====== DATA EXTRACT

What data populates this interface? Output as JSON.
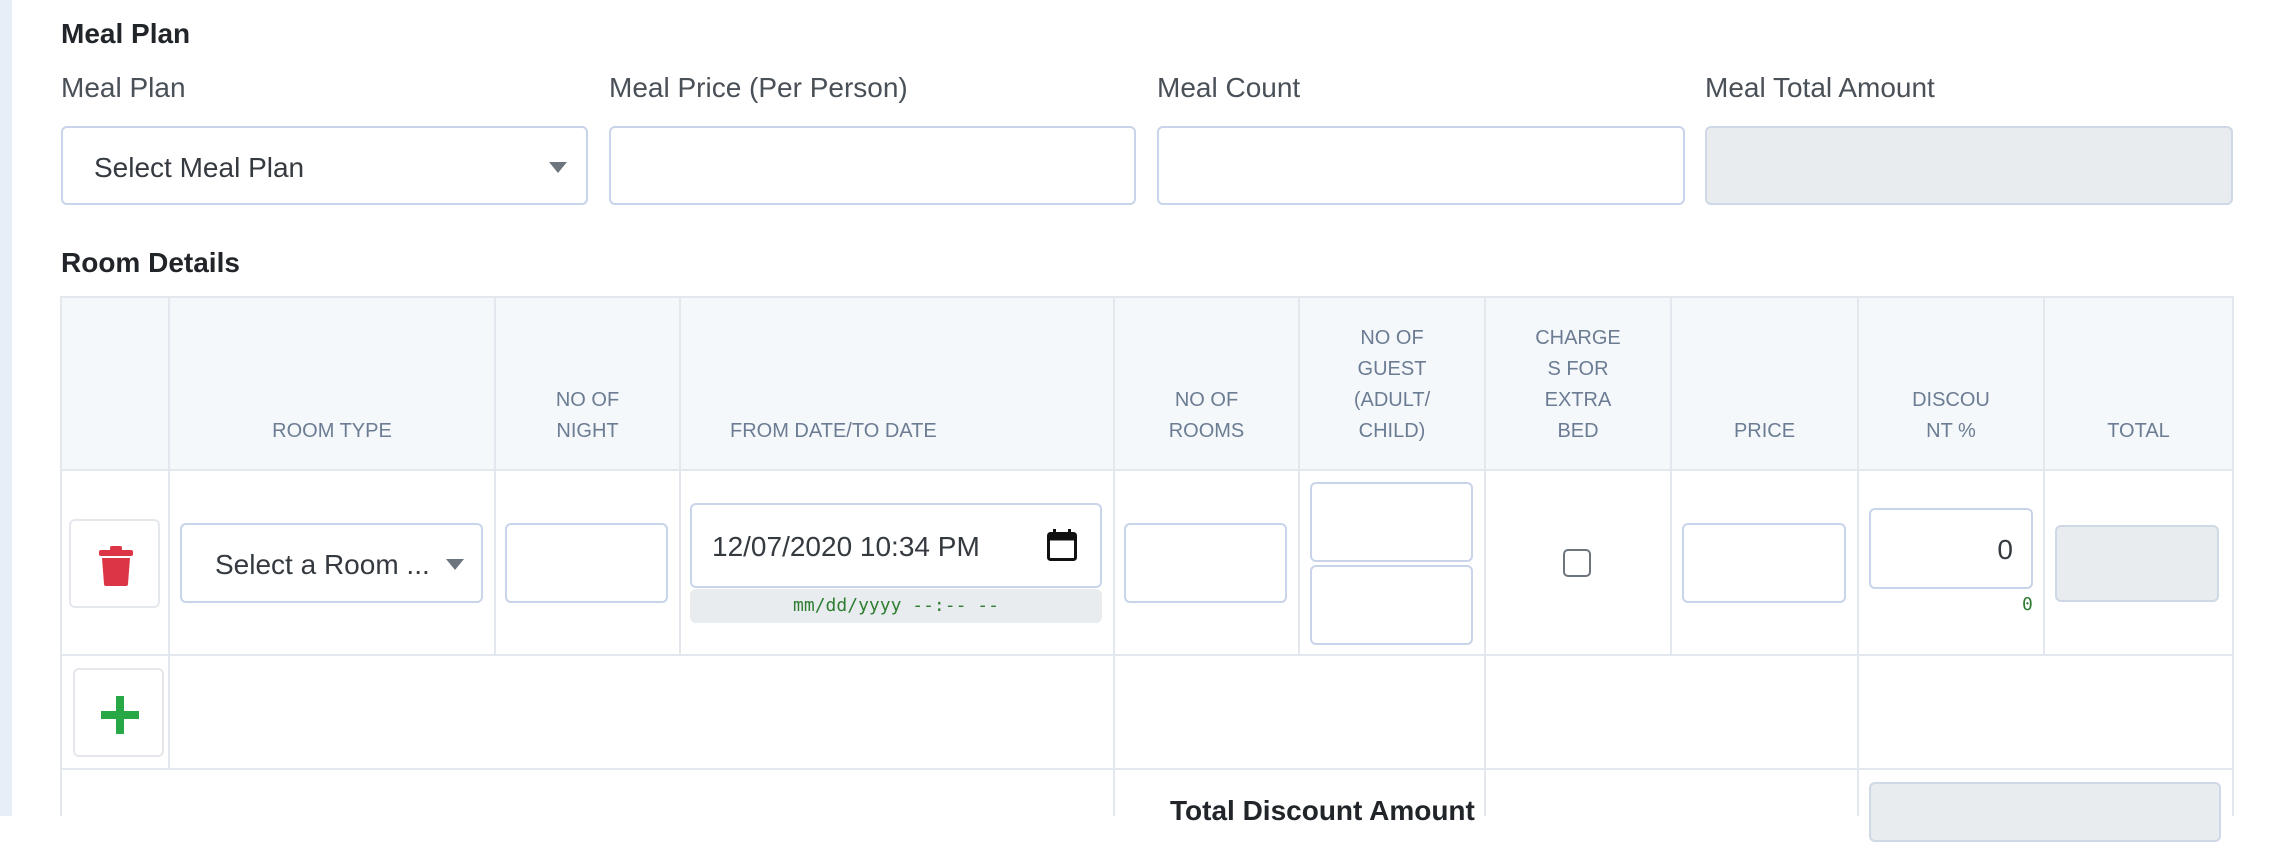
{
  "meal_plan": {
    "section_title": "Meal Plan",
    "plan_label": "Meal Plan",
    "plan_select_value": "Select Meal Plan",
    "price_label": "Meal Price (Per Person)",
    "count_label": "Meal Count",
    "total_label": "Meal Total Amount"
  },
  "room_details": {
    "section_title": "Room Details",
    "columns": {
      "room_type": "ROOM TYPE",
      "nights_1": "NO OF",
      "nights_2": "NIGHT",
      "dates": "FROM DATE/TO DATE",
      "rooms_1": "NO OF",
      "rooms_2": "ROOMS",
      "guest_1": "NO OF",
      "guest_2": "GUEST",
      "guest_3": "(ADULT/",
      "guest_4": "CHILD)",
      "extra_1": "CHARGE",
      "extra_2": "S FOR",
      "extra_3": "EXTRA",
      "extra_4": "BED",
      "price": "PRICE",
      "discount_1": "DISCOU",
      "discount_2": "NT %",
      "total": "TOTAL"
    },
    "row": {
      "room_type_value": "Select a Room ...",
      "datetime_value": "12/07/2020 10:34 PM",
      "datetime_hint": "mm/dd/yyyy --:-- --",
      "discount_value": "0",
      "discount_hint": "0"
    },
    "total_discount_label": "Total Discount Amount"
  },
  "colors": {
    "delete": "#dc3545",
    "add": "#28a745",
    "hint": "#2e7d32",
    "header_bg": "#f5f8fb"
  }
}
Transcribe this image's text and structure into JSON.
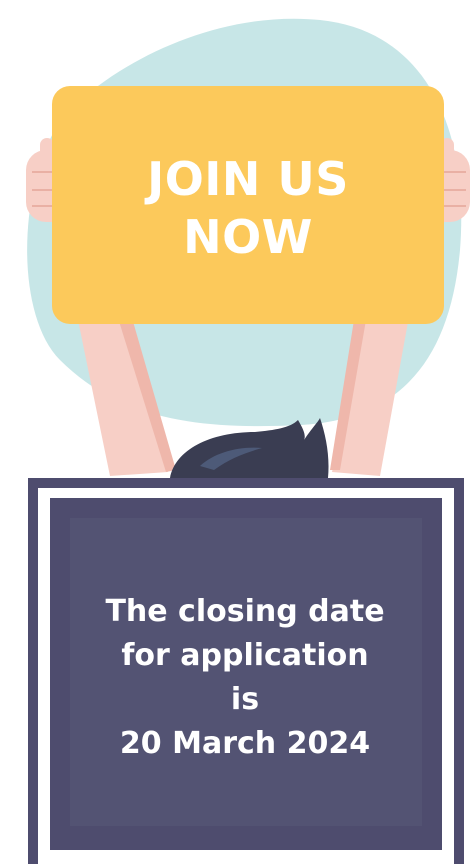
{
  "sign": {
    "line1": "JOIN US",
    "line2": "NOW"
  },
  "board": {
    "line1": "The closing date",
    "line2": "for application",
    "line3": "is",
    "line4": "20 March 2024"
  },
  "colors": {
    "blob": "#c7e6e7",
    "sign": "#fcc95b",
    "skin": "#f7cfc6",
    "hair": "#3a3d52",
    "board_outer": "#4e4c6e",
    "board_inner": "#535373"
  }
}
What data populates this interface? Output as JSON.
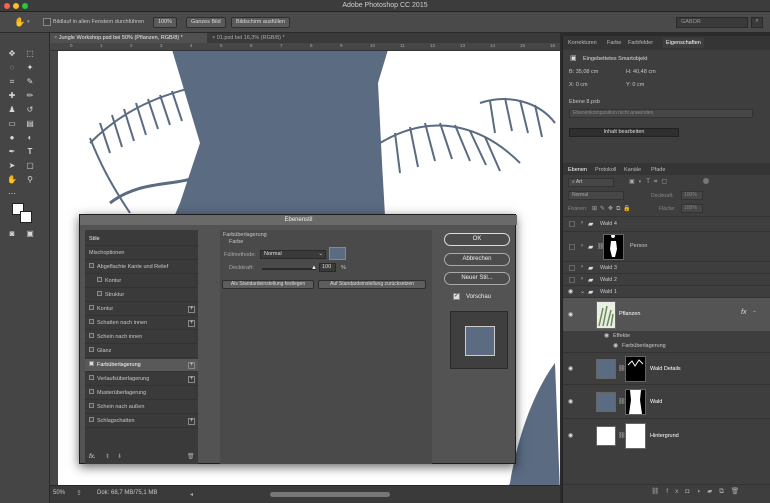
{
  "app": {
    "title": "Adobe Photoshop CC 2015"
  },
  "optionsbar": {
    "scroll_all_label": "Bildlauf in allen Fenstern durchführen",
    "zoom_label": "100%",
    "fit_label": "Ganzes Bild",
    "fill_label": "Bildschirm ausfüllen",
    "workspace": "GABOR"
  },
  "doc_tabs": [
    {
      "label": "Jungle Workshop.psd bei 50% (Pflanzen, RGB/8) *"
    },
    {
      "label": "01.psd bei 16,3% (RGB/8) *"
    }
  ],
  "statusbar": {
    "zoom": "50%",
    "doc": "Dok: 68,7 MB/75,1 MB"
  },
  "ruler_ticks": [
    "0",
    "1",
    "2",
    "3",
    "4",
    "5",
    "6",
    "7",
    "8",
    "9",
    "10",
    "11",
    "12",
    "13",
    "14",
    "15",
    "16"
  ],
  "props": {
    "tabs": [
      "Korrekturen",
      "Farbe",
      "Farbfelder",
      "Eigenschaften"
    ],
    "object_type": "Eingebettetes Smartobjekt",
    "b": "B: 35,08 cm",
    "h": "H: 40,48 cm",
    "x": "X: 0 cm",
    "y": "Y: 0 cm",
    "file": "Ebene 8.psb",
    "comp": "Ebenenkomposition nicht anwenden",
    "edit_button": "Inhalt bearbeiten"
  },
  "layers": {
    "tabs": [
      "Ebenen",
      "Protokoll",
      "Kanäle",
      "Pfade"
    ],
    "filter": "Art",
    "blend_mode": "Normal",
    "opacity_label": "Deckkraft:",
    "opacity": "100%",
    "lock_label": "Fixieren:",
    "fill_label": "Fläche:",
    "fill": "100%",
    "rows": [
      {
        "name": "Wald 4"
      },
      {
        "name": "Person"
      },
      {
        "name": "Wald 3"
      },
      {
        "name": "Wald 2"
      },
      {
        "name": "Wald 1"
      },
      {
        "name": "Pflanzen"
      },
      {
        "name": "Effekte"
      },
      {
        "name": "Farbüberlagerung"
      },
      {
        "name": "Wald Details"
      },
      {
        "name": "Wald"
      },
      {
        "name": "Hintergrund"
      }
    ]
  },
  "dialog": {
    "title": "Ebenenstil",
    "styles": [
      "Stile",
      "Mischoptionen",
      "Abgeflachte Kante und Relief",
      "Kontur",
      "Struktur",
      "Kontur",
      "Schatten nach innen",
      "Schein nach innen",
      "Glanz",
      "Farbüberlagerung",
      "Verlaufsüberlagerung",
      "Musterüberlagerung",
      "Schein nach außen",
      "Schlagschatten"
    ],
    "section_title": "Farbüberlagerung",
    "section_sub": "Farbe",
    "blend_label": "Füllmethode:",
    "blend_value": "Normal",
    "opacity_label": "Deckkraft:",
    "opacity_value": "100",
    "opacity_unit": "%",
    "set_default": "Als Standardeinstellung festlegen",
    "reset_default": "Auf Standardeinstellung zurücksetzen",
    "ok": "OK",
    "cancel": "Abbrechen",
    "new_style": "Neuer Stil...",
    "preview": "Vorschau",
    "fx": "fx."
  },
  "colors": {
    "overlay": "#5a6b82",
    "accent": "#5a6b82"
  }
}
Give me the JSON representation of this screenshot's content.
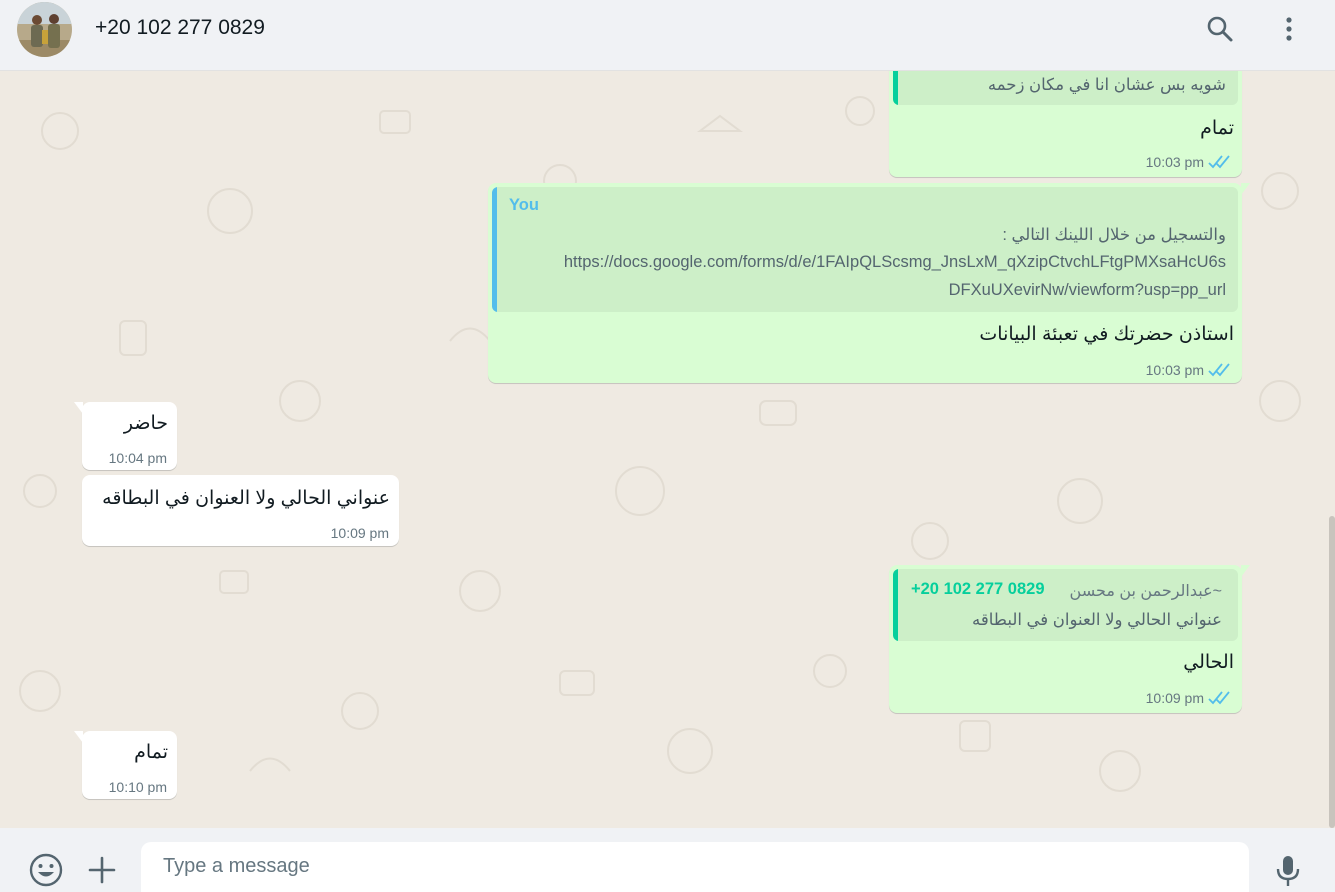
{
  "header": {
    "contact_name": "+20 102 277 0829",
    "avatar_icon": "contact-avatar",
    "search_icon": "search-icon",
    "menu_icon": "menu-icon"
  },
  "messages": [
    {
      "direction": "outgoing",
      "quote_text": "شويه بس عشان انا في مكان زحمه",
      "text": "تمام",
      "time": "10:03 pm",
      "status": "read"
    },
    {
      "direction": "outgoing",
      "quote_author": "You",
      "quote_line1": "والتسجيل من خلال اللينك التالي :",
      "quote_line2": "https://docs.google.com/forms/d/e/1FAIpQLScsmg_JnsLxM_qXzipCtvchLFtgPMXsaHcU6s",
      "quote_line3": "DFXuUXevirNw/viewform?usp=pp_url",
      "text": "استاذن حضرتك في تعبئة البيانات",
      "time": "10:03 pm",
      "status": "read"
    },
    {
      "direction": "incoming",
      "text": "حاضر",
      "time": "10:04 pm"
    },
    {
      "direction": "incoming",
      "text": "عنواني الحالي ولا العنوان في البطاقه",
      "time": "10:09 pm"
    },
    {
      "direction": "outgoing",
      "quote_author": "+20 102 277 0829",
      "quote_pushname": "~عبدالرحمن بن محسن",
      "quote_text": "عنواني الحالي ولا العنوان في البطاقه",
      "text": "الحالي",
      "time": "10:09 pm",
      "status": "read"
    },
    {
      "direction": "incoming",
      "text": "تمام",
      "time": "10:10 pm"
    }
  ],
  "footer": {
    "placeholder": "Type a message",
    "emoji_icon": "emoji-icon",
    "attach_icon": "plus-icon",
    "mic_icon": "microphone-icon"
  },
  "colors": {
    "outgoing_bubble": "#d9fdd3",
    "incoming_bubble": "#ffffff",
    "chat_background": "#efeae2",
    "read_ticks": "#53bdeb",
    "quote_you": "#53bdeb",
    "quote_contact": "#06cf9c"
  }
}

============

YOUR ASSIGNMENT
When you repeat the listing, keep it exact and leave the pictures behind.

ANSWER TO THIS PROBLEM
What data populates this interface? Output as JSON.
{
  "meal_plan": {
    "section_title": "Meal Plan",
    "plan_label": "Meal Plan",
    "plan_select_value": "Select Meal Plan",
    "price_label": "Meal Price (Per Person)",
    "count_label": "Meal Count",
    "total_label": "Meal Total Amount"
  },
  "room_details": {
    "section_title": "Room Details",
    "columns": {
      "room_type": "ROOM TYPE",
      "nights_1": "NO OF",
      "nights_2": "NIGHT",
      "dates": "FROM DATE/TO DATE",
      "rooms_1": "NO OF",
      "rooms_2": "ROOMS",
      "guest_1": "NO OF",
      "guest_2": "GUEST",
      "guest_3": "(ADULT/",
      "guest_4": "CHILD)",
      "extra_1": "CHARGE",
      "extra_2": "S FOR",
      "extra_3": "EXTRA",
      "extra_4": "BED",
      "price": "PRICE",
      "discount_1": "DISCOU",
      "discount_2": "NT %",
      "total": "TOTAL"
    },
    "row": {
      "room_type_value": "Select a Room ...",
      "datetime_value": "12/07/2020 10:34 PM",
      "datetime_hint": "mm/dd/yyyy --:-- --",
      "discount_value": "0",
      "discount_hint": "0"
    },
    "total_discount_label": "Total Discount Amount"
  },
  "colors": {
    "delete": "#dc3545",
    "add": "#28a745",
    "hint": "#2e7d32",
    "header_bg": "#f5f8fb"
  }
}
Transcribe this image's text and structure into JSON.
{
  "sign": {
    "line1": "JOIN US",
    "line2": "NOW"
  },
  "board": {
    "line1": "The closing date",
    "line2": "for application",
    "line3": "is",
    "line4": "20 March 2024"
  },
  "colors": {
    "blob": "#c7e6e7",
    "sign": "#fcc95b",
    "skin": "#f7cfc6",
    "hair": "#3a3d52",
    "board_outer": "#4e4c6e",
    "board_inner": "#535373"
  }
}
What data populates this interface? Output as JSON.
{
  "app": {
    "title": "Adobe Photoshop CC 2015"
  },
  "optionsbar": {
    "scroll_all_label": "Bildlauf in allen Fenstern durchführen",
    "zoom_label": "100%",
    "fit_label": "Ganzes Bild",
    "fill_label": "Bildschirm ausfüllen",
    "workspace": "GABOR"
  },
  "doc_tabs": [
    {
      "label": "Jungle Workshop.psd bei 50% (Pflanzen, RGB/8) *"
    },
    {
      "label": "01.psd bei 16,3% (RGB/8) *"
    }
  ],
  "statusbar": {
    "zoom": "50%",
    "doc": "Dok: 68,7 MB/75,1 MB"
  },
  "ruler_ticks": [
    "0",
    "1",
    "2",
    "3",
    "4",
    "5",
    "6",
    "7",
    "8",
    "9",
    "10",
    "11",
    "12",
    "13",
    "14",
    "15",
    "16"
  ],
  "props": {
    "tabs": [
      "Korrekturen",
      "Farbe",
      "Farbfelder",
      "Eigenschaften"
    ],
    "object_type": "Eingebettetes Smartobjekt",
    "b": "B: 35,08 cm",
    "h": "H: 40,48 cm",
    "x": "X: 0 cm",
    "y": "Y: 0 cm",
    "file": "Ebene 8.psb",
    "comp": "Ebenenkomposition nicht anwenden",
    "edit_button": "Inhalt bearbeiten"
  },
  "layers": {
    "tabs": [
      "Ebenen",
      "Protokoll",
      "Kanäle",
      "Pfade"
    ],
    "filter": "Art",
    "blend_mode": "Normal",
    "opacity_label": "Deckkraft:",
    "opacity": "100%",
    "lock_label": "Fixieren:",
    "fill_label": "Fläche:",
    "fill": "100%",
    "rows": [
      {
        "name": "Wald 4"
      },
      {
        "name": "Person"
      },
      {
        "name": "Wald 3"
      },
      {
        "name": "Wald 2"
      },
      {
        "name": "Wald 1"
      },
      {
        "name": "Pflanzen"
      },
      {
        "name": "Effekte"
      },
      {
        "name": "Farbüberlagerung"
      },
      {
        "name": "Wald Details"
      },
      {
        "name": "Wald"
      },
      {
        "name": "Hintergrund"
      }
    ]
  },
  "dialog": {
    "title": "Ebenenstil",
    "styles": [
      "Stile",
      "Mischoptionen",
      "Abgeflachte Kante und Relief",
      "Kontur",
      "Struktur",
      "Kontur",
      "Schatten nach innen",
      "Schein nach innen",
      "Glanz",
      "Farbüberlagerung",
      "Verlaufsüberlagerung",
      "Musterüberlagerung",
      "Schein nach außen",
      "Schlagschatten"
    ],
    "section_title": "Farbüberlagerung",
    "section_sub": "Farbe",
    "blend_label": "Füllmethode:",
    "blend_value": "Normal",
    "opacity_label": "Deckkraft:",
    "opacity_value": "100",
    "opacity_unit": "%",
    "set_default": "Als Standardeinstellung festlegen",
    "reset_default": "Auf Standardeinstellung zurücksetzen",
    "ok": "OK",
    "cancel": "Abbrechen",
    "new_style": "Neuer Stil...",
    "preview": "Vorschau",
    "fx": "fx."
  },
  "colors": {
    "overlay": "#5a6b82",
    "accent": "#5a6b82"
  }
}
Give me the JSON representation of this screenshot's content.
{
  "header": {
    "contact_name": "+20 102 277 0829",
    "avatar_icon": "contact-avatar",
    "search_icon": "search-icon",
    "menu_icon": "menu-icon"
  },
  "messages": [
    {
      "direction": "outgoing",
      "quote_text": "شويه بس عشان انا في مكان زحمه",
      "text": "تمام",
      "time": "10:03 pm",
      "status": "read"
    },
    {
      "direction": "outgoing",
      "quote_author": "You",
      "quote_line1": "والتسجيل من خلال اللينك التالي :",
      "quote_line2": "https://docs.google.com/forms/d/e/1FAIpQLScsmg_JnsLxM_qXzipCtvchLFtgPMXsaHcU6s",
      "quote_line3": "DFXuUXevirNw/viewform?usp=pp_url",
      "text": "استاذن حضرتك في تعبئة البيانات",
      "time": "10:03 pm",
      "status": "read"
    },
    {
      "direction": "incoming",
      "text": "حاضر",
      "time": "10:04 pm"
    },
    {
      "direction": "incoming",
      "text": "عنواني الحالي ولا العنوان في البطاقه",
      "time": "10:09 pm"
    },
    {
      "direction": "outgoing",
      "quote_author": "+20 102 277 0829",
      "quote_pushname": "~عبدالرحمن بن محسن",
      "quote_text": "عنواني الحالي ولا العنوان في البطاقه",
      "text": "الحالي",
      "time": "10:09 pm",
      "status": "read"
    },
    {
      "direction": "incoming",
      "text": "تمام",
      "time": "10:10 pm"
    }
  ],
  "footer": {
    "placeholder": "Type a message",
    "emoji_icon": "emoji-icon",
    "attach_icon": "plus-icon",
    "mic_icon": "microphone-icon"
  },
  "colors": {
    "outgoing_bubble": "#d9fdd3",
    "incoming_bubble": "#ffffff",
    "chat_background": "#efeae2",
    "read_ticks": "#53bdeb",
    "quote_you": "#53bdeb",
    "quote_contact": "#06cf9c"
  }
}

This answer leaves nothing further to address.